A heartfelt tribute to the glamorous women of her family Mica clearly looks up to for their confidence, sense of style and glamour leads to yet more generalisations, this time thankfully supported by the findings of the aforementioned survey than Mica’s own observations and anecdotes – that grooming “remains a priority for black women, with 28 per cent saying that being physically attractive is ‘very important,’ compared to 11 per cent of white women.” Here the former What Not to Wear co-presenter draws on her experience from the show where she was shocked to see “so many women — all white — who had given up on themselves.”
While Mica may think the cross section of women in their forties handpicked for the show because they ‘make good TV’ may be a representation of a whole race of women, in reality these women are selected exactly for the very reason that they have let themselves go, they wear ill-fitting bras, they haven’t had a manicure in years, and they may have forgotten what the interior of a hair salon looks like – the very woman in need of a What Not to Wear makeover – if you could call it that – not a mirror to a whole race of women. Once again such sweeping statements blur the bigger picture, that for every ill-groomed white woman in her mid-forties there is a fab fifty-year-old dressed up to the nines, still rocking her 6-inch heels. And for every ill-groomed white woman who has forgotten the look of a brush, there is a black woman sporting what frighteningly resembles a dead animal on her head.

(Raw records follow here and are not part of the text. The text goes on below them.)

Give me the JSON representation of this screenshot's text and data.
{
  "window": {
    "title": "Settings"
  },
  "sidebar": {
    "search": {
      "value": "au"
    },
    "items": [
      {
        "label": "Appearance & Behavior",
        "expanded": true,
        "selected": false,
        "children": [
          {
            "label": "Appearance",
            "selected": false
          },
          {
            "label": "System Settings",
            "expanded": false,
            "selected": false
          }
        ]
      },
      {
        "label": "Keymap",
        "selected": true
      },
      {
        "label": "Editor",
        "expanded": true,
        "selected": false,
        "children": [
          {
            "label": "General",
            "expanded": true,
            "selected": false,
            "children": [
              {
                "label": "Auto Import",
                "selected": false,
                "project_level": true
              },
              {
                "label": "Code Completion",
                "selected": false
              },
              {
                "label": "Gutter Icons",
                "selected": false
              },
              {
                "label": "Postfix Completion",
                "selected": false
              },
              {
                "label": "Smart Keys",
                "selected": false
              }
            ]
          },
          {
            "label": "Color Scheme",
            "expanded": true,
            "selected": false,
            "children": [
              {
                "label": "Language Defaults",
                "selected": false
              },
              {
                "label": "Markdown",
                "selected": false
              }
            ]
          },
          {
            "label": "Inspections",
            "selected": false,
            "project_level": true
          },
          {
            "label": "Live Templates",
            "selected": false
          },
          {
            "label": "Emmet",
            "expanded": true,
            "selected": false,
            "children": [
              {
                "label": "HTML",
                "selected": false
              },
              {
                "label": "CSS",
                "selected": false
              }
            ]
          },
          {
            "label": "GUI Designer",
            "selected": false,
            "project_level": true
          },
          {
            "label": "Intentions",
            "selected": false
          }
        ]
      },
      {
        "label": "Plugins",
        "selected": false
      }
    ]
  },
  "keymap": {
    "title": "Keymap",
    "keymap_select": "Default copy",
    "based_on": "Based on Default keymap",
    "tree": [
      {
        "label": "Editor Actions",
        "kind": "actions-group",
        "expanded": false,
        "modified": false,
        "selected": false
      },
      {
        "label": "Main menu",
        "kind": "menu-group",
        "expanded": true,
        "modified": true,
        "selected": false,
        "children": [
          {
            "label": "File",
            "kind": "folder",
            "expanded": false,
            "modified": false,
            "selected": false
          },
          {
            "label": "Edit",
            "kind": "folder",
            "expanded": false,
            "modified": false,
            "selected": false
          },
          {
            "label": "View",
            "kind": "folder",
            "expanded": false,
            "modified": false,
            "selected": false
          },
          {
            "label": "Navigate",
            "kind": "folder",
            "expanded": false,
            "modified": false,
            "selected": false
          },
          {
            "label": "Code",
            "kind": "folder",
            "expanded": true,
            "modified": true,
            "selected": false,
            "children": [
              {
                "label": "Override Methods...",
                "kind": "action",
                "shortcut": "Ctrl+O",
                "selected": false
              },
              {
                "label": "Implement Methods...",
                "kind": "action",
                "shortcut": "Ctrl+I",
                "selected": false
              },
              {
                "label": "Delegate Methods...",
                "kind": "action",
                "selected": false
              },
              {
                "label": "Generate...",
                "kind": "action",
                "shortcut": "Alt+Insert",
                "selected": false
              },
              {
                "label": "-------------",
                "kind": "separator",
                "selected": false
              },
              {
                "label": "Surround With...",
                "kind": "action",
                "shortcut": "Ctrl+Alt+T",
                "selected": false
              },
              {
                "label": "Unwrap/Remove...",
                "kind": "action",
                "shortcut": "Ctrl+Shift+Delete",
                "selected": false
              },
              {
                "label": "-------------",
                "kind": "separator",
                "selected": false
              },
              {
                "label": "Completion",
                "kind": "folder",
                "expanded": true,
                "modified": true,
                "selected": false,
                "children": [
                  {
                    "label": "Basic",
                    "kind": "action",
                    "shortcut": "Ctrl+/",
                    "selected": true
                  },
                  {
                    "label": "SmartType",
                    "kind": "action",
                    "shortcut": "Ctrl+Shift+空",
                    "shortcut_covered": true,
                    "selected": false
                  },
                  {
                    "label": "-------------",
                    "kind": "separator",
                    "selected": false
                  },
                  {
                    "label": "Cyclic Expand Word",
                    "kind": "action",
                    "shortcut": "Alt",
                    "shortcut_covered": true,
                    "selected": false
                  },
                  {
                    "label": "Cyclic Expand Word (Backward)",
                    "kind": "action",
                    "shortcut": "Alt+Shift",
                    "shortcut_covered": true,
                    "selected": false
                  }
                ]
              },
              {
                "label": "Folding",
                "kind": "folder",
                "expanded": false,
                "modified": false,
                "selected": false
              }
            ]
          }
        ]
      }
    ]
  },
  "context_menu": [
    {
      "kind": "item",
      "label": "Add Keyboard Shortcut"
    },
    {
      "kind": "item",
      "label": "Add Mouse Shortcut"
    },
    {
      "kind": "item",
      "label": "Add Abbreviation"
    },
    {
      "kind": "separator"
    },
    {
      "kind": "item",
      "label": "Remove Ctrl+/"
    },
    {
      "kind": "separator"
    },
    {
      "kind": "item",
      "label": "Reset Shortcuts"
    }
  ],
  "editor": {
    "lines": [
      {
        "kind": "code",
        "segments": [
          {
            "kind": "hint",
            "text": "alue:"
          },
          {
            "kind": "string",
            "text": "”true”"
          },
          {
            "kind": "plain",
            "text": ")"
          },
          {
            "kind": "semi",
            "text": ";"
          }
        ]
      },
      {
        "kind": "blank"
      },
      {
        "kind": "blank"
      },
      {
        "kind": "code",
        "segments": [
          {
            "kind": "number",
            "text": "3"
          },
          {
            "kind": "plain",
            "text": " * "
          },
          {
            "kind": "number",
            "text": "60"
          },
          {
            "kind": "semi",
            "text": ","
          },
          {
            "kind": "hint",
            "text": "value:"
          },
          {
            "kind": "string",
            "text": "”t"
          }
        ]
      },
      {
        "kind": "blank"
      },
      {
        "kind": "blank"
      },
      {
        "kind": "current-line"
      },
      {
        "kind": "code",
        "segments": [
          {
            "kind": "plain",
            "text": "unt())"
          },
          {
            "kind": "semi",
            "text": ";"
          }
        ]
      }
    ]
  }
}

And yet it doesn’t all end there as Mica delivers the final blow in the last paragraph with a very patronising “So I tell my white girlfriends: ‘Don’t obsess over size zero — invest time in yourself instead. Choose the right outfit. Do your hair and make-up. Treat yourself to a pedicure. Then your self-esteem will soar — and everything else will follow.” Really? Please imagine if Mica Paris was a white woman uttering these words about her black friends… We would be so quick to label her ignorant at best, racist at worst, ‘neo-colonial’ (in the spirit of the times) somewhere in between; is such a statement more acceptable coming from a black woman writing about her white peers in the name of body confidence?by